This is one tuna that has a sweet smell: the smell of success. Starlight Dinner Theatre’s production of “Red, White and Tuna” will keep open-minded audiences laughing from start to, well, fin-ish.
(There are plenty more fish puns where that came from, but don’t abandon ship. It’s all in good fun.)
Michael Hays and James Houska reeled in Saturday night’s small crowd with sarcastic and witty dialogue. The play takes place in the fictional town of Tuna, Texas, which is apparently populated by loony — and, at best, weird — townsfolk. The entire impolite population is portrayed precisely, professionally, and preposterously by the pair of Hays and Houska.
The actors switch between multiple roles over the course of the two-hour play. With continual — and mostly seamless — costume changes, Hays transforms into characters like Amber Windchime, a flower child who remained a ditzy hippie; Vera Carp, the town snob; and the hilarious gun dealer Didi Snavely. “If we can’t kill it, it’s immortal,” Didi proclaims. Hays also manages male roles like animal rights activist Petey Fisk and the laughable Garland Poteet, a soda dispenser with an affection for tequila.

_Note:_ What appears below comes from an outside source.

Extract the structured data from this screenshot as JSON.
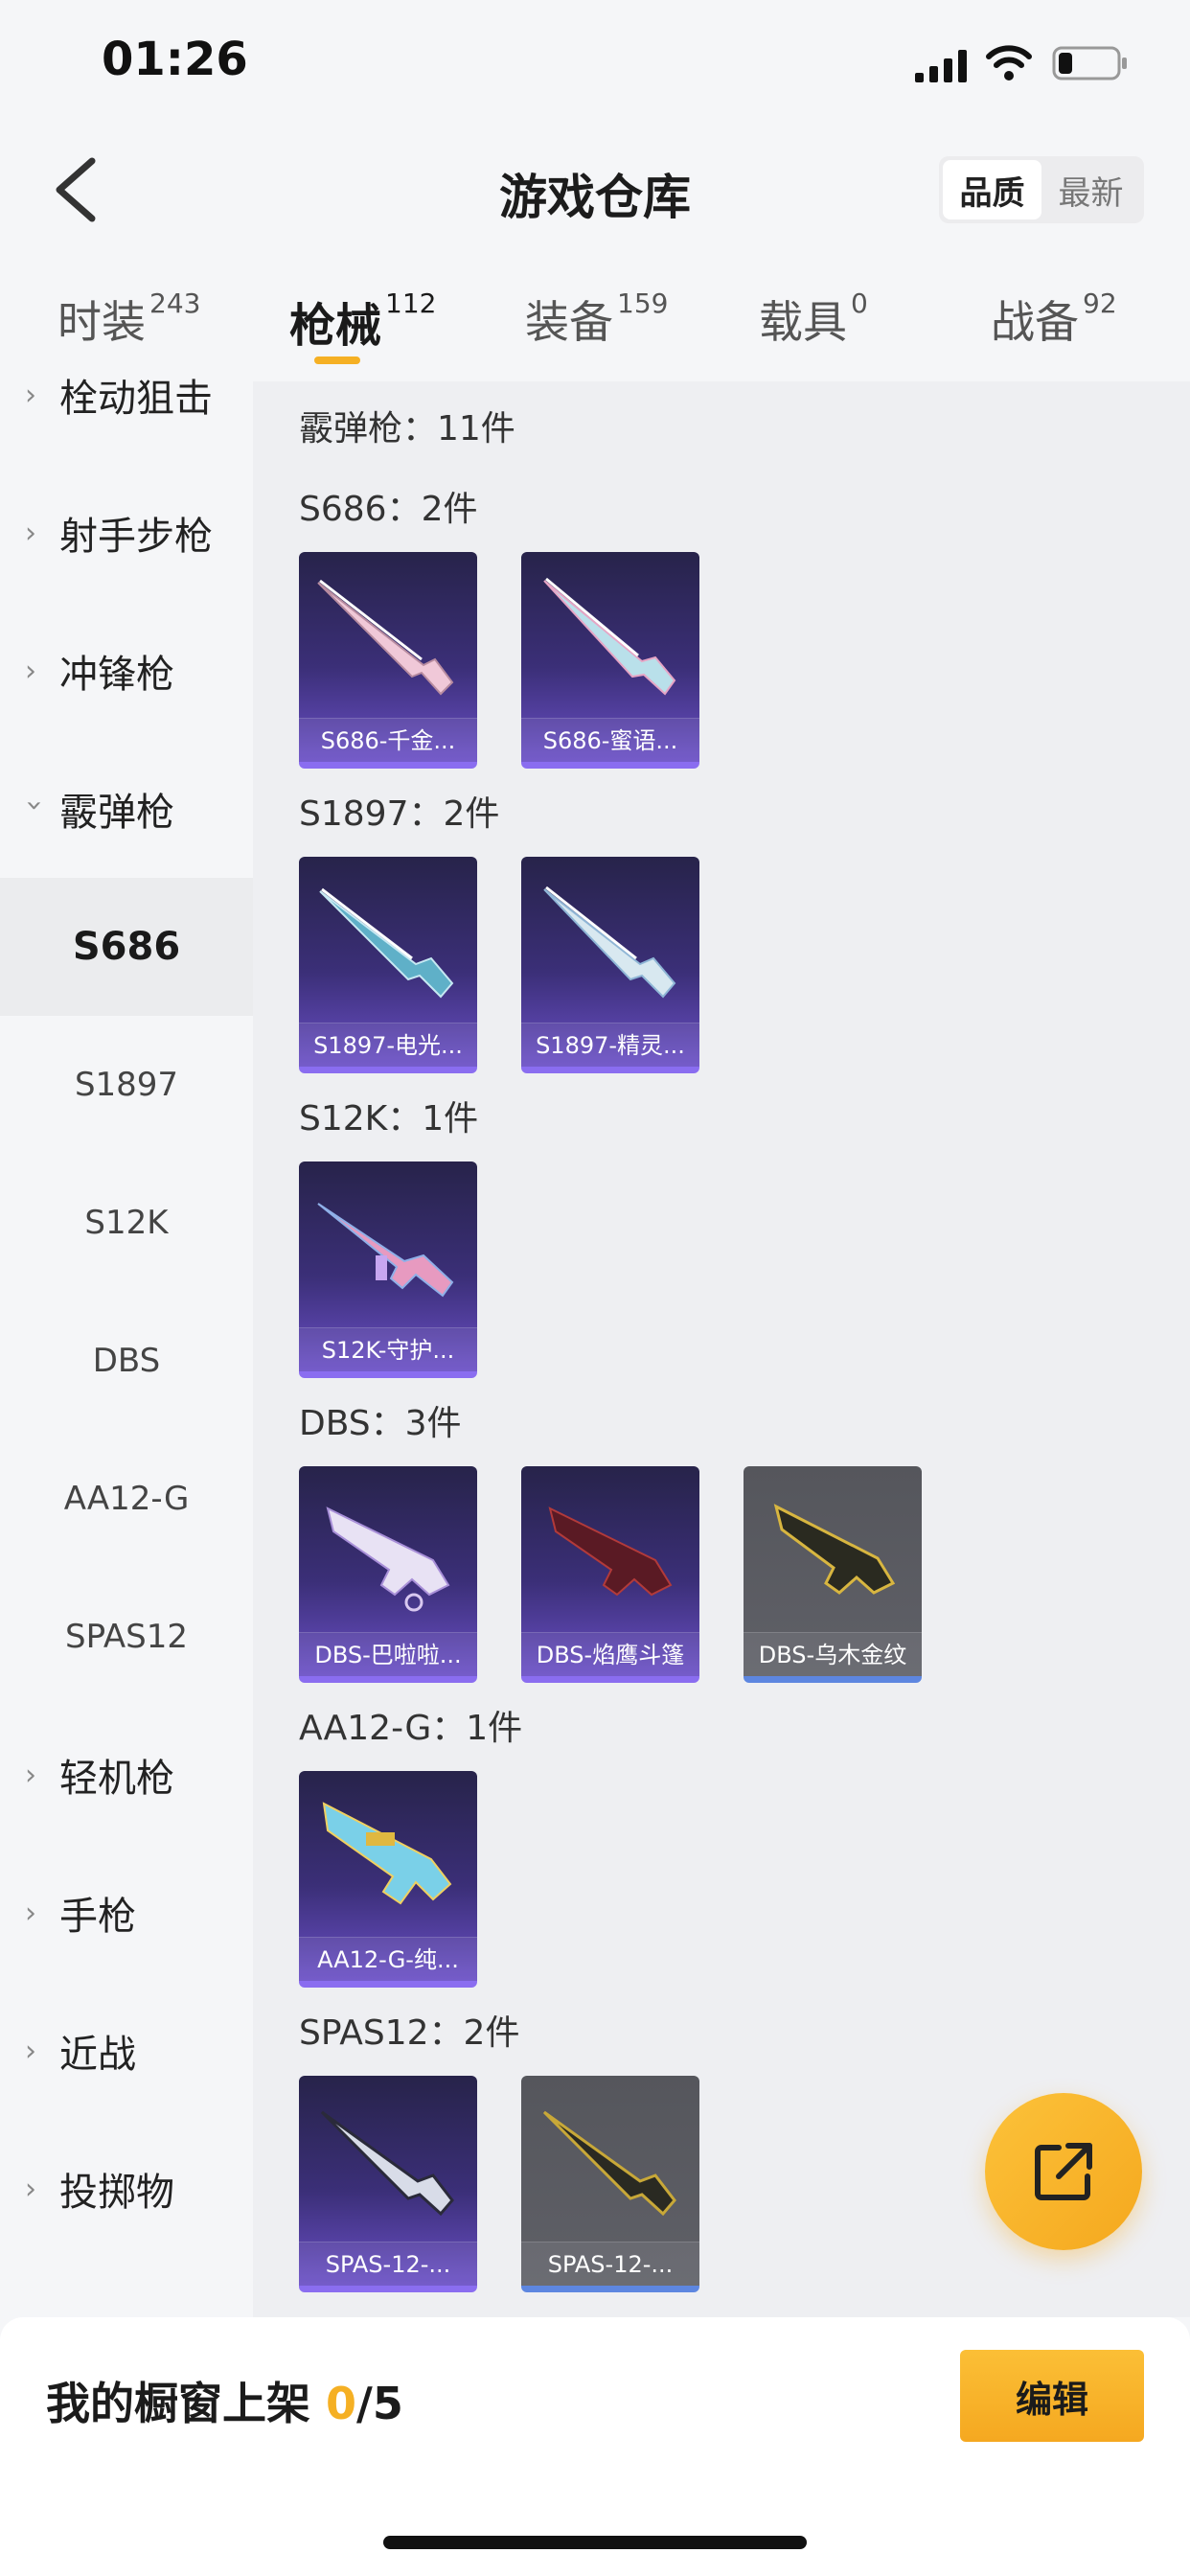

Houska jumps into roles like the Rev. Sturgis Spikes, an evangelical fresh out of jail; Bertha Bumiller, a no-nonsense and sometimes nonsensical bride-to-be; and R.R. Snavely, an alleged UFO captive who, shall I say, was affected by his experience. Houska probably earned the most laughs as Joe Bob Lipsey, a Fifth of July parade “queen” who added a new meaning to the term.
Does that means if neither performer earns a best actor Pulsar nomination, they could angle for a best supporting actor prize? If so, the duo would get maybe 20 chances. That’s 10 opportunities (oppor-tuna-ties?) for each.
As entertaining as the events that unfolded on stage were, the scene behind the curtain folds had to be another show worth watching. Somehow, the show’s team of costume dressers — Susan Chmurynsky, Susan DeRosa, Sarah Hauck, Fran Ludington, Elizabeth Todd and Jan Ross — managed to re-dress the actors on the fly, sometimes switching outfits during pauses no longer than a brief monologue or a verse of a song. Surely their frenzied tasks would have been a treat to see.
The minimalistic set wasn’t much to look at, though it did have some nostalgic furniture and fixtures. We were forced to use our imagination to believe chairs were also car seats or a bed. Spot-on audio cues and sound effects were appreciated embellishments.
The play, written by Jaston Williams, Joe Sears, and Ed Howard, debuted in 1998. Skillful ringmaster/director Bob Robinson surely added a few updates. Some of the its original references — such as a “Free White Texas” group, the OKKK radio station, Bertha’s dislike of Jehovah Witnesses because she “can’t stand a Christian who doesn’t like war,” and Vera calling all her (illegal) Hispanic workers, “Lupe” — might not be as land as well in today’s political climate.
“Red, White and Tuna’s” intent is to make fun of the small-mindedness associated with small towns, especially in the South. The jokes are all on bigots, homophobes, religious fanatics and people who degrade women. Those who revere the state, worship guns and God equally or think we really need “Smut Snatchers” won’t find it very funny. Those who sing a different tune (or a different tune-a) will likely enjoy “Red, White and Tuna.”
“Red, White and Tuna”
Starlight Dinner Theatre 7:30 p.m. Friday, March 11 and Saturday, March 12 (dinner at 6:30 p.m.) 2 p.m. Sunday, March 13 (dessert at 1:30 p.m.) Dinner and show: $36/$33 seniors and students/$20 children Show only: $15/$14 seniors and students/$13 children Sunday matinee with dessert: $20 Sunday matinee only: $15/$14 seniors and students/$13 children Waverly Intermediate School 3131 W. Michigan Ave., Lansing (517) 599-2779, starlightdinnertheatre.com